[Opening MATERIAL FOR THE TASK section]

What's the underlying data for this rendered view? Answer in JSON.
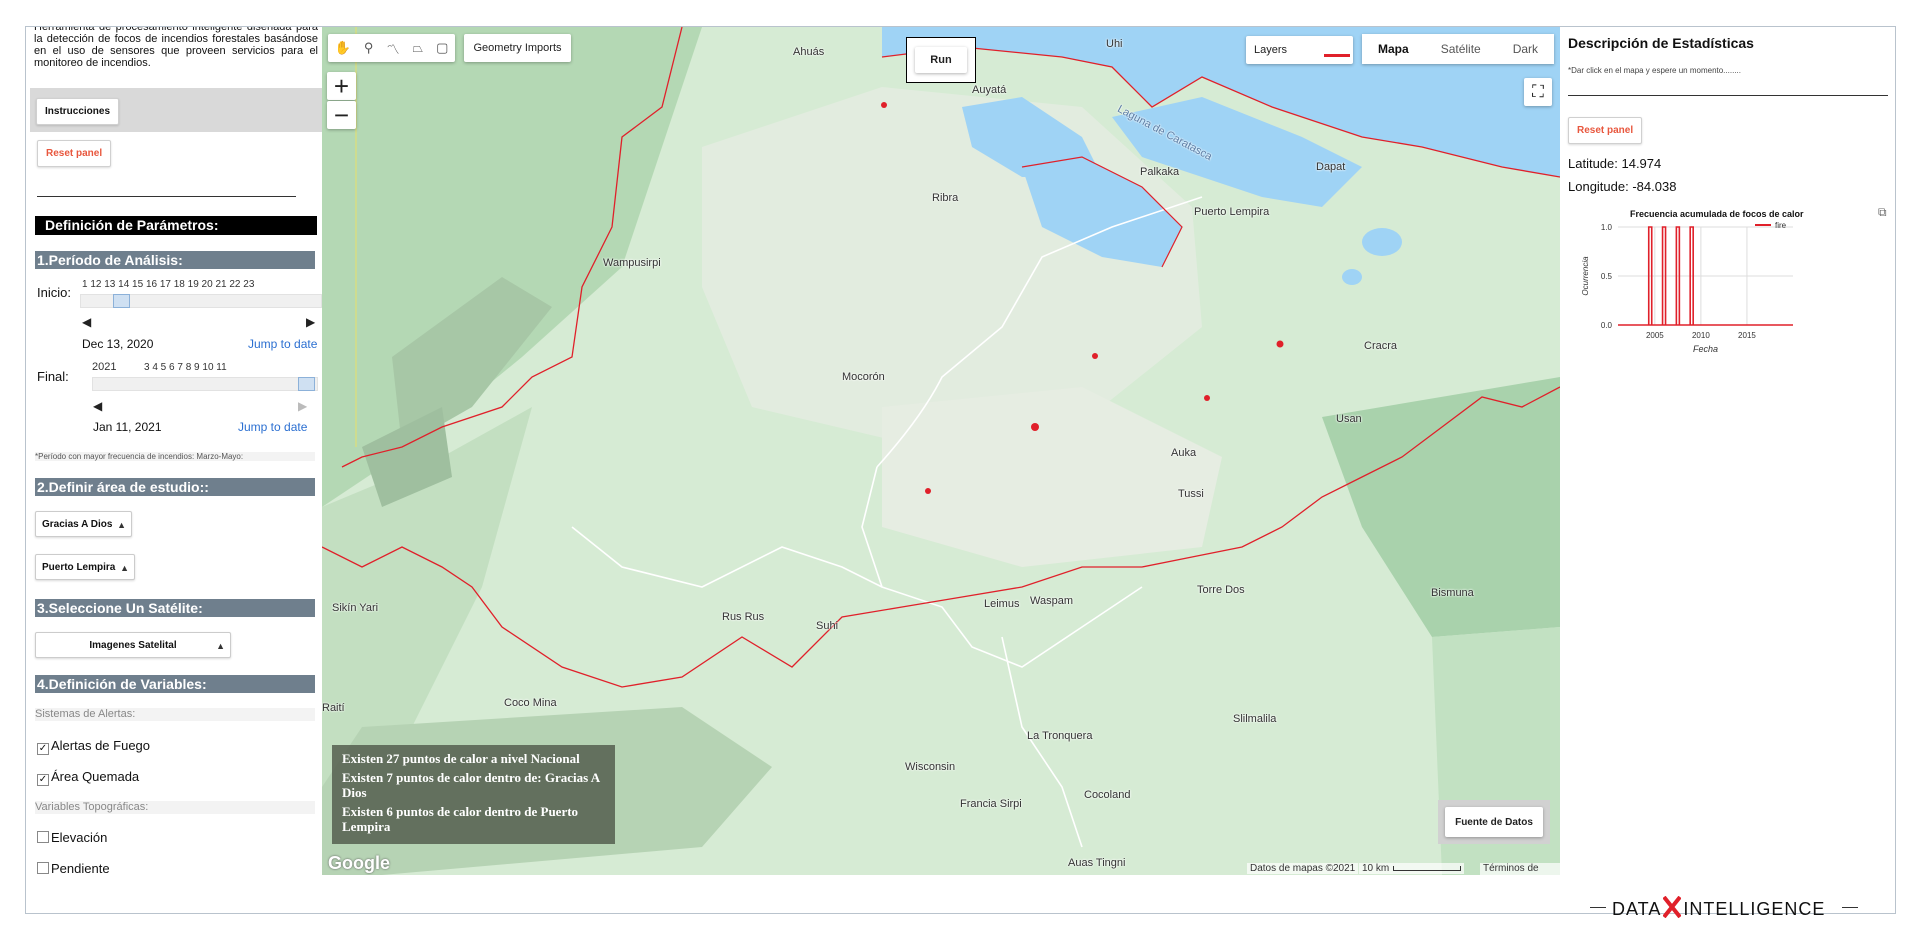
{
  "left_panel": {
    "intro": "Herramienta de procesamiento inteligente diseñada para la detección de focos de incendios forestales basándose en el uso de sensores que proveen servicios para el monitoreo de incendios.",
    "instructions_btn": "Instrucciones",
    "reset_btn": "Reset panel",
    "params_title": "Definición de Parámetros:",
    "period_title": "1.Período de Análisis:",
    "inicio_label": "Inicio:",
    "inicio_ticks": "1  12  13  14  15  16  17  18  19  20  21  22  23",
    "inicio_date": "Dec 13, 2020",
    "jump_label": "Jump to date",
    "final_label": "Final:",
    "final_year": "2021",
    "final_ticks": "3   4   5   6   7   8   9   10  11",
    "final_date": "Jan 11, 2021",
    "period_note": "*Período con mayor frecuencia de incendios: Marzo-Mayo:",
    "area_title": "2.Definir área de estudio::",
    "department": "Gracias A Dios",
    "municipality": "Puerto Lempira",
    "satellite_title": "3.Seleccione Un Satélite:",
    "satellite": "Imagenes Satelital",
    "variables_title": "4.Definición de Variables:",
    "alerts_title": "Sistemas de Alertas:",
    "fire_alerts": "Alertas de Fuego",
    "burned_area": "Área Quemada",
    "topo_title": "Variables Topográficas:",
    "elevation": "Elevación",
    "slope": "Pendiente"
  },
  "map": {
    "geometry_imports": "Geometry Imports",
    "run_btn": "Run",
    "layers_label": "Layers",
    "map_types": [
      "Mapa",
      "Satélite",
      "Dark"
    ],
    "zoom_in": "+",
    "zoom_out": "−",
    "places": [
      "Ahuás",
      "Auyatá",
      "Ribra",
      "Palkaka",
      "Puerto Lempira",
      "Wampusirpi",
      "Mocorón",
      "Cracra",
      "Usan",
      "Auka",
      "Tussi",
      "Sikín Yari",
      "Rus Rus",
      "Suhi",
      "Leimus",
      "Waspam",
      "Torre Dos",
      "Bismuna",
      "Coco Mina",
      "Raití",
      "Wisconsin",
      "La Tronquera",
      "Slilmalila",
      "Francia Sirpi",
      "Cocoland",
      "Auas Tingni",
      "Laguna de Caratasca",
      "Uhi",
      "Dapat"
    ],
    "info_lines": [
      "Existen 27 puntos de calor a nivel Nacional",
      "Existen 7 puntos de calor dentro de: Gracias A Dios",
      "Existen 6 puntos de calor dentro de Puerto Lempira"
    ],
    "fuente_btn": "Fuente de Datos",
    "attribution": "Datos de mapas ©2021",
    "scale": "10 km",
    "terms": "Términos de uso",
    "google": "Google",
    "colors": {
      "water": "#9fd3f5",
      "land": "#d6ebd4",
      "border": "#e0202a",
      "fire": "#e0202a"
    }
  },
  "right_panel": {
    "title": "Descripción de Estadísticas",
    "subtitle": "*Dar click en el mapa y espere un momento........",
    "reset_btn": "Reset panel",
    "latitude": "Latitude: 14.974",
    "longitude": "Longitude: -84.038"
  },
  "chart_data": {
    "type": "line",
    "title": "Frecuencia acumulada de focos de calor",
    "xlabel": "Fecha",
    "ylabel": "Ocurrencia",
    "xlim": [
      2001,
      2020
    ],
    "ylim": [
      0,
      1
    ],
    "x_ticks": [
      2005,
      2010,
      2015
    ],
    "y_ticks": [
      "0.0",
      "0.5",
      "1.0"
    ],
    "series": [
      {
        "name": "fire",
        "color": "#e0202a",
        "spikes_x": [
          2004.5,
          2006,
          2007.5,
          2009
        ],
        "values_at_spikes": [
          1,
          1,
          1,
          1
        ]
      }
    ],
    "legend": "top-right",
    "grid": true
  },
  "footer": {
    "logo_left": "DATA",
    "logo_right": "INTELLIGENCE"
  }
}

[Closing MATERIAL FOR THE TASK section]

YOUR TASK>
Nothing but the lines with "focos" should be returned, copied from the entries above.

ANSWER SECTION>
    "intro": "Herramienta de procesamiento inteligente diseñada para la detección de focos de incendios forestales basándose en el uso de sensores que proveen servicios para el monitoreo de incendios.",
    "title": "Frecuencia acumulada de focos de calor",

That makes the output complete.